Send back all of the data, word for word.

SOURCE DATA =
______

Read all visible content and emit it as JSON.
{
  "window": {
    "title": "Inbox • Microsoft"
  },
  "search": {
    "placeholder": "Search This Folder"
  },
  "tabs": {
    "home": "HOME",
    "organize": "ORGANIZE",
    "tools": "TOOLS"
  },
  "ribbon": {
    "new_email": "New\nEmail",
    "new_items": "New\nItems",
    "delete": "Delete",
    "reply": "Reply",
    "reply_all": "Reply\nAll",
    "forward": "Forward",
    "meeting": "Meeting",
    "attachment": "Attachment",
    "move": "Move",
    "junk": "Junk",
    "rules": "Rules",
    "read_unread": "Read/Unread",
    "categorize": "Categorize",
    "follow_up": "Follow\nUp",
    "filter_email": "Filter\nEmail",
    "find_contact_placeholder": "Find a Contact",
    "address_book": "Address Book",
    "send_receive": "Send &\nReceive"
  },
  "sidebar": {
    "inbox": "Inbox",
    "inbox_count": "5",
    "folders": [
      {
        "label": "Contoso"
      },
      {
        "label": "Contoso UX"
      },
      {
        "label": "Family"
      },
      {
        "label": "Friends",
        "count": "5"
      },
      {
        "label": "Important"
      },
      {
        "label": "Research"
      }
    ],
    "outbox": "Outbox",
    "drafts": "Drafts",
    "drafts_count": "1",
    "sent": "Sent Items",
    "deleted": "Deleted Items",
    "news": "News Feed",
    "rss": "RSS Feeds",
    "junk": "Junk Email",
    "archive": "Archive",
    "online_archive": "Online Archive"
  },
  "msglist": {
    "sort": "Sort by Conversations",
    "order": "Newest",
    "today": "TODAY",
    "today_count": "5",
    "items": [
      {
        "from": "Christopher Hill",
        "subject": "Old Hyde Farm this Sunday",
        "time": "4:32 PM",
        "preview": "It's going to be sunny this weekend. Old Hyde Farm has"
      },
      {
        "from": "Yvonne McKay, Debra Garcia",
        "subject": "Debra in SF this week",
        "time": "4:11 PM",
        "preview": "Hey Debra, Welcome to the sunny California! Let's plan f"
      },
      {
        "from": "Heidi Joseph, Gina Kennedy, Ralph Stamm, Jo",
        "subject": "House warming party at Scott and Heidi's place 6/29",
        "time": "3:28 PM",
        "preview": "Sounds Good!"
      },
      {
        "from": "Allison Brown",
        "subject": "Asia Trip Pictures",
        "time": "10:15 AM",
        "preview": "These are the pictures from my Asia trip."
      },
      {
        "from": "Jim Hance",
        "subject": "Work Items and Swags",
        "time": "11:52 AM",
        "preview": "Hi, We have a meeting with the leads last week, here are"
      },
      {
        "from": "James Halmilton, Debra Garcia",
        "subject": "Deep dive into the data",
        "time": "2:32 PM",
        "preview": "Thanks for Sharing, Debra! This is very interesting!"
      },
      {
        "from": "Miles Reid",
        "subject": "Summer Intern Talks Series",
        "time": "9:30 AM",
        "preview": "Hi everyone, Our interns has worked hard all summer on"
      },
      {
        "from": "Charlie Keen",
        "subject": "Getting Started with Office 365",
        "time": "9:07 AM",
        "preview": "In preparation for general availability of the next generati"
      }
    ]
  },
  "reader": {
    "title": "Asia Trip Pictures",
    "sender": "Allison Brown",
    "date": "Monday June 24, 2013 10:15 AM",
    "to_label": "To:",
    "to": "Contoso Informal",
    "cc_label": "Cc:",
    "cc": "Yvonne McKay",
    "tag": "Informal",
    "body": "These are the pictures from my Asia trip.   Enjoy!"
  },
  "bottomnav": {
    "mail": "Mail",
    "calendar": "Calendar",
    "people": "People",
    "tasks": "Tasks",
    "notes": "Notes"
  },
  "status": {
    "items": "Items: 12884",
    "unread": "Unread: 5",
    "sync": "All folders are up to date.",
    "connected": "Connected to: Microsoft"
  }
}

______

REPLY TO THE TASK =
Read all visible content and emit it as JSON.
{
  "window": {
    "title": "Inbox • Microsoft"
  },
  "search": {
    "placeholder": "Search This Folder"
  },
  "tabs": {
    "home": "HOME",
    "organize": "ORGANIZE",
    "tools": "TOOLS"
  },
  "ribbon": {
    "new_email": "New\nEmail",
    "new_items": "New\nItems",
    "delete": "Delete",
    "reply": "Reply",
    "reply_all": "Reply\nAll",
    "forward": "Forward",
    "meeting": "Meeting",
    "attachment": "Attachment",
    "move": "Move",
    "junk": "Junk",
    "rules": "Rules",
    "read_unread": "Read/Unread",
    "categorize": "Categorize",
    "follow_up": "Follow\nUp",
    "filter_email": "Filter\nEmail",
    "find_contact_placeholder": "Find a Contact",
    "address_book": "Address Book",
    "send_receive": "Send &\nReceive"
  },
  "sidebar": {
    "inbox": "Inbox",
    "inbox_count": "5",
    "folders": [
      {
        "label": "Contoso"
      },
      {
        "label": "Contoso UX"
      },
      {
        "label": "Family"
      },
      {
        "label": "Friends",
        "count": "5"
      },
      {
        "label": "Important"
      },
      {
        "label": "Research"
      }
    ],
    "outbox": "Outbox",
    "drafts": "Drafts",
    "drafts_count": "1",
    "sent": "Sent Items",
    "deleted": "Deleted Items",
    "news": "News Feed",
    "rss": "RSS Feeds",
    "junk": "Junk Email",
    "archive": "Archive",
    "online_archive": "Online Archive"
  },
  "msglist": {
    "sort": "Sort by Conversations",
    "order": "Newest",
    "today": "TODAY",
    "today_count": "5",
    "items": [
      {
        "from": "Christopher Hill",
        "subject": "Old Hyde Farm this Sunday",
        "time": "4:32 PM",
        "preview": "It's going to be sunny this weekend. Old Hyde Farm has"
      },
      {
        "from": "Yvonne McKay, Debra Garcia",
        "subject": "Debra in SF this week",
        "time": "4:11 PM",
        "preview": "Hey Debra, Welcome to the sunny California! Let's plan f"
      },
      {
        "from": "Heidi Joseph, Gina Kennedy, Ralph Stamm, Jo",
        "subject": "House warming party at Scott and Heidi's place 6/29",
        "time": "3:28 PM",
        "preview": "Sounds Good!"
      },
      {
        "from": "Allison Brown",
        "subject": "Asia Trip Pictures",
        "time": "10:15 AM",
        "preview": "These are the pictures from my Asia trip."
      },
      {
        "from": "Jim Hance",
        "subject": "Work Items and Swags",
        "time": "11:52 AM",
        "preview": "Hi, We have a meeting with the leads last week, here are"
      },
      {
        "from": "James Halmilton, Debra Garcia",
        "subject": "Deep dive into the data",
        "time": "2:32 PM",
        "preview": "Thanks for Sharing, Debra! This is very interesting!"
      },
      {
        "from": "Miles Reid",
        "subject": "Summer Intern Talks Series",
        "time": "9:30 AM",
        "preview": "Hi everyone, Our interns has worked hard all summer on"
      },
      {
        "from": "Charlie Keen",
        "subject": "Getting Started with Office 365",
        "time": "9:07 AM",
        "preview": "In preparation for general availability of the next generati"
      }
    ]
  },
  "reader": {
    "title": "Asia Trip Pictures",
    "sender": "Allison Brown",
    "date": "Monday June 24, 2013 10:15 AM",
    "to_label": "To:",
    "to": "Contoso Informal",
    "cc_label": "Cc:",
    "cc": "Yvonne McKay",
    "tag": "Informal",
    "body": "These are the pictures from my Asia trip.   Enjoy!"
  },
  "bottomnav": {
    "mail": "Mail",
    "calendar": "Calendar",
    "people": "People",
    "tasks": "Tasks",
    "notes": "Notes"
  },
  "status": {
    "items": "Items: 12884",
    "unread": "Unread: 5",
    "sync": "All folders are up to date.",
    "connected": "Connected to: Microsoft"
  }
}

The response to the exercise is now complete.